┌──

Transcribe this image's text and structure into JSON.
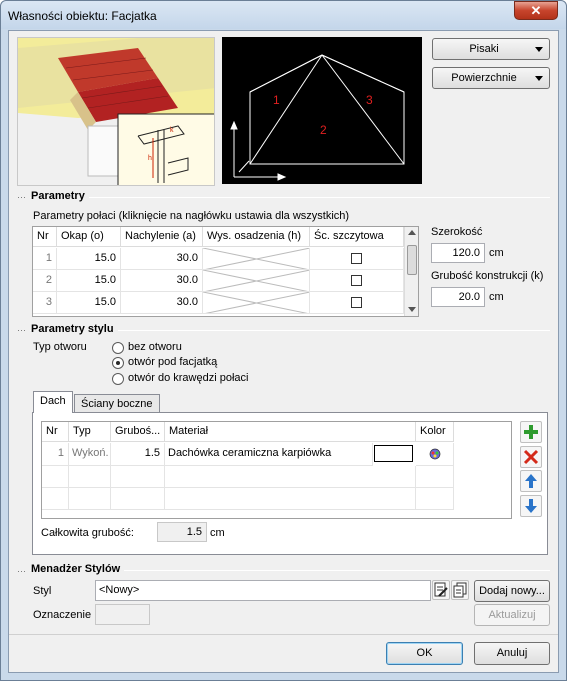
{
  "window": {
    "title": "Własności obiektu: Facjatka",
    "close_label": "✕"
  },
  "preview": {
    "labels": [
      "1",
      "2",
      "3"
    ],
    "dim_h": "h",
    "dim_k": "k"
  },
  "top_buttons": {
    "pisaki": "Pisaki",
    "powierzchnie": "Powierzchnie"
  },
  "params": {
    "header": "Parametry",
    "hint": "Parametry połaci (kliknięcie na nagłówku ustawia dla wszystkich)",
    "columns": [
      "Nr",
      "Okap (o)",
      "Nachylenie (a)",
      "Wys. osadzenia (h)",
      "Śc. szczytowa"
    ],
    "rows": [
      {
        "nr": "1",
        "okap": "15.0",
        "nachylenie": "30.0",
        "wys": "",
        "checked": false
      },
      {
        "nr": "2",
        "okap": "15.0",
        "nachylenie": "30.0",
        "wys": "",
        "checked": false
      },
      {
        "nr": "3",
        "okap": "15.0",
        "nachylenie": "30.0",
        "wys": "",
        "checked": false
      }
    ],
    "szerokosc_label": "Szerokość",
    "szerokosc_value": "120.0",
    "szerokosc_unit": "cm",
    "grubosc_label": "Grubość konstrukcji (k)",
    "grubosc_value": "20.0",
    "grubosc_unit": "cm"
  },
  "style": {
    "header": "Parametry stylu",
    "typ_label": "Typ otworu",
    "options": [
      "bez otworu",
      "otwór pod facjatką",
      "otwór do krawędzi połaci"
    ],
    "selected_index": 1,
    "tabs": [
      "Dach",
      "Ściany boczne"
    ],
    "active_tab": 0,
    "layer_columns": [
      "Nr",
      "Typ",
      "Gruboś...",
      "Materiał",
      "Kolor"
    ],
    "layers": [
      {
        "nr": "1",
        "typ": "Wykoń.",
        "grubosc": "1.5",
        "material": "Dachówka ceramiczna karpiówka"
      }
    ],
    "total_label": "Całkowita grubość:",
    "total_value": "1.5",
    "total_unit": "cm"
  },
  "manager": {
    "header": "Menadżer Stylów",
    "styl_label": "Styl",
    "styl_value": "<Nowy>",
    "oznaczenie_label": "Oznaczenie",
    "oznaczenie_value": "",
    "add_button": "Dodaj nowy...",
    "update_button": "Aktualizuj"
  },
  "footer": {
    "ok": "OK",
    "cancel": "Anuluj"
  },
  "colors": {
    "accent_red": "#cc2200",
    "add_green": "#2e9b2e",
    "arrow_blue": "#2a74c9",
    "delete_red": "#d42a1a"
  }
}
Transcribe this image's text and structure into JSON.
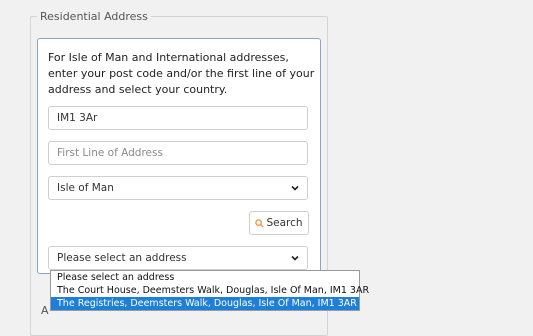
{
  "section": {
    "legend": "Residential Address",
    "intro": "For Isle of Man and International addresses, enter your post code and/or the first line of your address and select your country."
  },
  "form": {
    "postcode_value": "IM1 3Ar",
    "first_line_placeholder": "First Line of Address",
    "country_value": "Isle of Man",
    "search_label": "Search",
    "address_select_value": "Please select an address"
  },
  "dropdown": {
    "options": [
      "Please select an address",
      "The Court House, Deemsters Walk, Douglas, Isle Of Man, IM1 3AR",
      "The Registries, Deemsters Walk, Douglas, Isle Of Man, IM1 3AR"
    ],
    "highlighted_index": 2
  },
  "partial_label": "A",
  "colors": {
    "accent": "#1e7fd8",
    "search_icon": "#e8903a"
  }
}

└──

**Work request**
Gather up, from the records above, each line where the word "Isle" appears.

**Output below**
    "intro": "For Isle of Man and International addresses, enter your post code and/or the first line of your address and select your country."
    "country_value": "Isle of Man",
      "The Court House, Deemsters Walk, Douglas, Isle Of Man, IM1 3AR",
      "The Registries, Deemsters Walk, Douglas, Isle Of Man, IM1 3AR"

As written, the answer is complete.